by G. Brown
Actor Malik Yoba has spent nearly three decades in memorable roles on popular TV series like “Empire”, “Girlfriends”, “New York Undercover”, and “Arrested Development”. His success has also spilled onto the big screen in films like “Why Did I Get Married” and the sequel, “Soul Food” and “Cool Runnings”. He may not be as big a name as Denzel or Will Smith, but still, playing the big macho man or the determined detective has helped Yoba build a pretty impressive resume.
So after accomplishing all that, why does Yoba embrace the idea that he needs to put on a dress, wig, and lipstick to complete him as an actor?
Yoba told VLADTV “I want that role though. Absolutely. I want the role that will take me furthest away from who I am.”
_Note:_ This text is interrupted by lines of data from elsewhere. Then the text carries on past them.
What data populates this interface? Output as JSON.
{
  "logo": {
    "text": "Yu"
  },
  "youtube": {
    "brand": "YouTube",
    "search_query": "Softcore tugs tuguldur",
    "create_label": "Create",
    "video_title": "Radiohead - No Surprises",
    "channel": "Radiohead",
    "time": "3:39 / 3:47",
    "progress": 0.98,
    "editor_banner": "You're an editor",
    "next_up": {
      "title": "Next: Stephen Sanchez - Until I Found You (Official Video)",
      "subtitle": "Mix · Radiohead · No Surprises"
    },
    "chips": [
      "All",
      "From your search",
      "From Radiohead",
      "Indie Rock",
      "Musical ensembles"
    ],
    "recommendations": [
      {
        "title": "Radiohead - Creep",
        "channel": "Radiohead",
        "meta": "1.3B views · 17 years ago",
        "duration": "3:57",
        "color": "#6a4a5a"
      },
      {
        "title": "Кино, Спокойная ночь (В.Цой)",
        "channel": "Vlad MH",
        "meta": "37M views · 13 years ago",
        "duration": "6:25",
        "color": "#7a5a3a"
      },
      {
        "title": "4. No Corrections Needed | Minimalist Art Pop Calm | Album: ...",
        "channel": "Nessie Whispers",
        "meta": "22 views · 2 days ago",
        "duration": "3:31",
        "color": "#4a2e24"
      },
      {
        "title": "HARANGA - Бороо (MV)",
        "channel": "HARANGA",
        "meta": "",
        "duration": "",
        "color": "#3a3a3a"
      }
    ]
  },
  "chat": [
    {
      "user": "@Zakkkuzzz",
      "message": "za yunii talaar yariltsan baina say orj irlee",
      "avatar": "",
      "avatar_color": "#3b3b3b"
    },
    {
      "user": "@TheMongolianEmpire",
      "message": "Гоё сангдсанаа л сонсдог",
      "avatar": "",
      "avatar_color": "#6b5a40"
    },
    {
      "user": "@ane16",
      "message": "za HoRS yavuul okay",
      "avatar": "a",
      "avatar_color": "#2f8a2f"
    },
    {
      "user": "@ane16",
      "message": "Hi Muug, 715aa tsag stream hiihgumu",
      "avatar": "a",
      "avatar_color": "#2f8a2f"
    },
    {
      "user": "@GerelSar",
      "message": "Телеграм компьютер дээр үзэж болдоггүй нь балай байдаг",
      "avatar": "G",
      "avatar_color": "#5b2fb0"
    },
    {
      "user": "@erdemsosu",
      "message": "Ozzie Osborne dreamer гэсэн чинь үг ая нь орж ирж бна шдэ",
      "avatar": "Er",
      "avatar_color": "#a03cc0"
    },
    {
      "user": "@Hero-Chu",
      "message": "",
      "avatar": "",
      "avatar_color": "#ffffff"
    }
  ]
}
Yoba says in his one-man show “Harlem to Hollywood” he plays over 15 characters including an old Jewish woman, an old Jamaican woman, and two trans characters. To him, it’s all part of the craft- “We’re vessels, and the goal is to show humanity in all its fullness and I’m half-man, half woman. My mother birthed me and I’m half of that. I think for a lot of men. We really have a problem identifying with that side of ourselves. We have some notion that that doesn’t make you a man. Well you couldn’t be a man without a woman.”
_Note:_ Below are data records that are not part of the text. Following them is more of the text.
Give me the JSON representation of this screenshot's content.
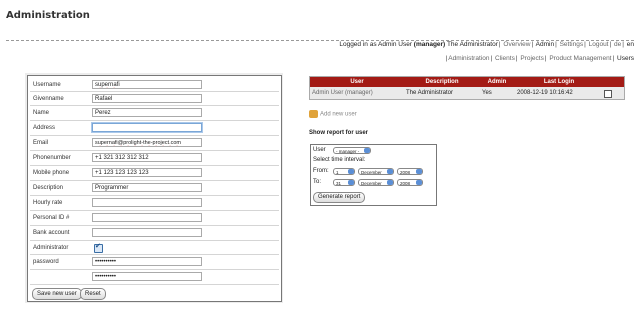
{
  "page": {
    "title": "Administration"
  },
  "header": {
    "login_prefix": "Logged in as Admin User",
    "login_role": "(manager)",
    "login_name": "The Administrator",
    "links": [
      "Overview",
      "Admin",
      "Settings",
      "Logout",
      "de",
      "en"
    ]
  },
  "subnav": {
    "items": [
      "Administration",
      "Clients",
      "Projects",
      "Product Management",
      "Users"
    ]
  },
  "form": {
    "fields": [
      {
        "label": "Username",
        "value": "supernafi"
      },
      {
        "label": "Givenname",
        "value": "Rafael"
      },
      {
        "label": "Name",
        "value": "Perez"
      },
      {
        "label": "Address",
        "value": ""
      },
      {
        "label": "Email",
        "value": "supernafi@prolight-the-project.com"
      },
      {
        "label": "Phonenumber",
        "value": "+1 321 312 312 312"
      },
      {
        "label": "Mobile phone",
        "value": "+1 123 123 123 123"
      },
      {
        "label": "Description",
        "value": "Programmer"
      },
      {
        "label": "Hourly rate",
        "value": ""
      },
      {
        "label": "Personal ID #",
        "value": ""
      },
      {
        "label": "Bank account",
        "value": ""
      },
      {
        "label": "Administrator",
        "value": ""
      },
      {
        "label": "password",
        "value": "••••••••••"
      },
      {
        "label": "",
        "value": "••••••••••"
      }
    ],
    "save_label": "Save new user",
    "reset_label": "Reset"
  },
  "users_table": {
    "headers": [
      "User",
      "Description",
      "Admin",
      "Last Login"
    ],
    "rows": [
      [
        "Admin User (manager)",
        "The Administrator",
        "Yes",
        "2008-12-19 10:16:42"
      ]
    ]
  },
  "add_user_label": "Add new user",
  "report": {
    "title": "Show report for user",
    "user_label": "User",
    "user_value": "- manager -",
    "interval_label": "Select time interval:",
    "from_label": "From:",
    "to_label": "To:",
    "from": {
      "day": "1",
      "month": "December",
      "year": "2008"
    },
    "to": {
      "day": "31",
      "month": "December",
      "year": "2008"
    },
    "generate_label": "Generate report"
  },
  "colors": {
    "header_red": "#a31b15",
    "row_gray": "#eaeaea"
  }
}
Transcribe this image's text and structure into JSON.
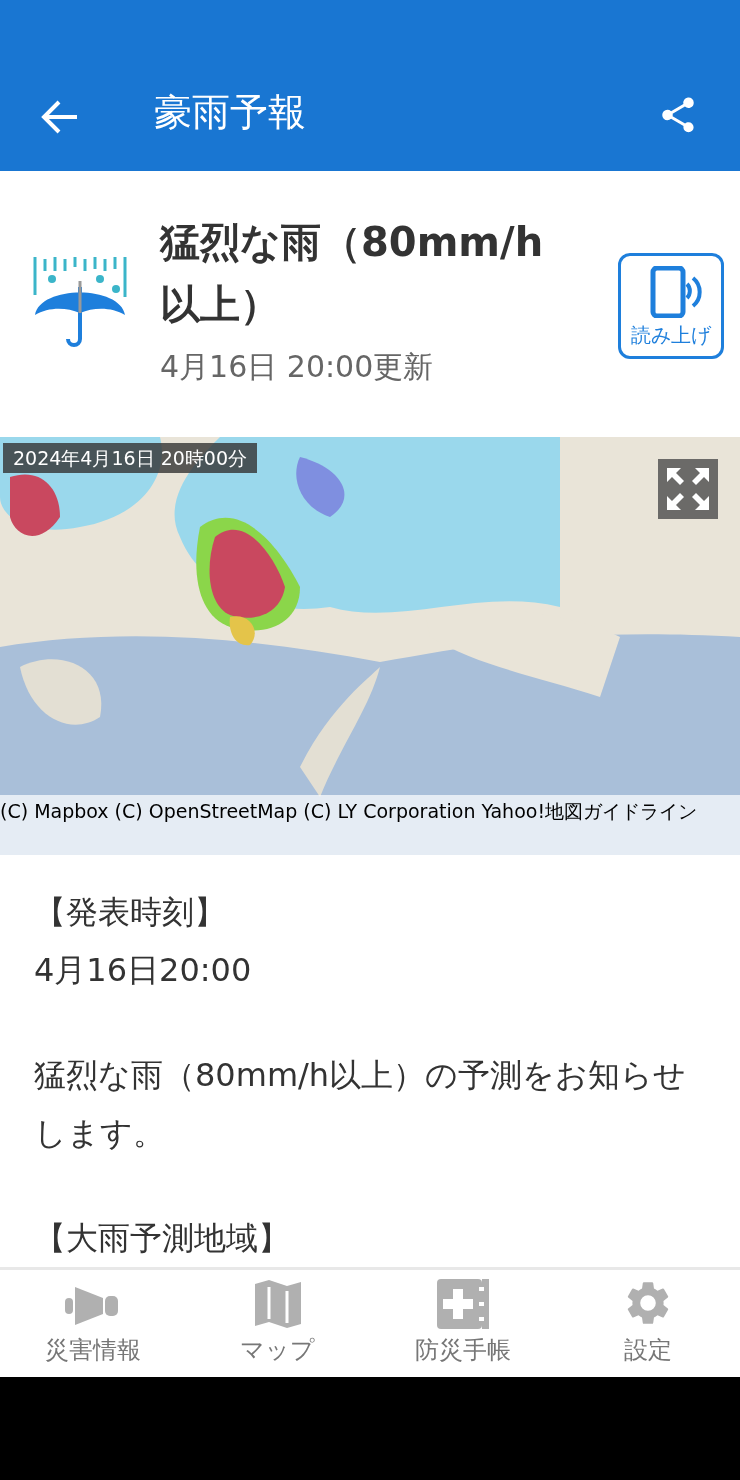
{
  "app_bar": {
    "title": "豪雨予報"
  },
  "header": {
    "title": "猛烈な雨（80mm/h以上）",
    "updated": "4月16日 20:00更新",
    "read_aloud_button": "読み上げ"
  },
  "map": {
    "timestamp": "2024年4月16日 20時00分",
    "attribution": "(C) Mapbox (C) OpenStreetMap (C) LY Corporation Yahoo!地図ガイドライン"
  },
  "body": [
    {
      "kind": "heading",
      "text": "【発表時刻】"
    },
    {
      "kind": "line",
      "text": "4月16日20:00"
    },
    {
      "kind": "gap"
    },
    {
      "kind": "paragraph",
      "text": "猛烈な雨（80mm/h以上）の予測をお知らせします。"
    },
    {
      "kind": "gap"
    },
    {
      "kind": "heading",
      "text": "【大雨予測地域】"
    }
  ],
  "bottom_nav": [
    {
      "kind": "megaphone",
      "label": "災害情報"
    },
    {
      "kind": "map",
      "label": "マップ"
    },
    {
      "kind": "notebook",
      "label": "防災手帳"
    },
    {
      "kind": "gear",
      "label": "設定"
    }
  ]
}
Yoba adds he’s aware of the aversion many Black men have to putting on dresses because of the conspiracy theory that a racist plot exists to emasculate Black men.
Perhaps no one helped fuel the conspiracy, if not originate it, more than comedian Dave Chappelle. In an interview with Oprah eight or so years ago Chappelle said, “When I see that they put every Black man in the movies in a dress at some point in their career…Think about it, all the comics that I’ve seen, you know strong brothers, why they putting us in these dresses?” When a director tried to force him to wear a dress for humor in a movie, Chappelle says he adamantly fought it and stood his ground.
But there’s a long list of comedians and actors who didn’t take that stand. Eddie Murphy, Martin Lawrence, Jamie Foxx, Chris Tucker, Marlon Wayans have all donned long tresses and dresses for humor. Long before Tyler Perry’s “Madea” character, comedian Flip Wilson’s party girl ‘Geraldine’ propelled him to heights few Blacks of ’70s enjoyed– his own network TV show.
White actors from Tom Hanks to Gene Hackman have dressed in drag and no conspiracy theories followed-only accolades for their roles. Are Blacks looking for conspiracy theories where none exist? Or do you think actors like Yoba are right- no conspiracy, it’s just the craft? Or is Chappelle right, actors have to sell their souls and their masculinity if they want to cash in and be a big star?
Watch the full Yoba clip below and let us hear what you think.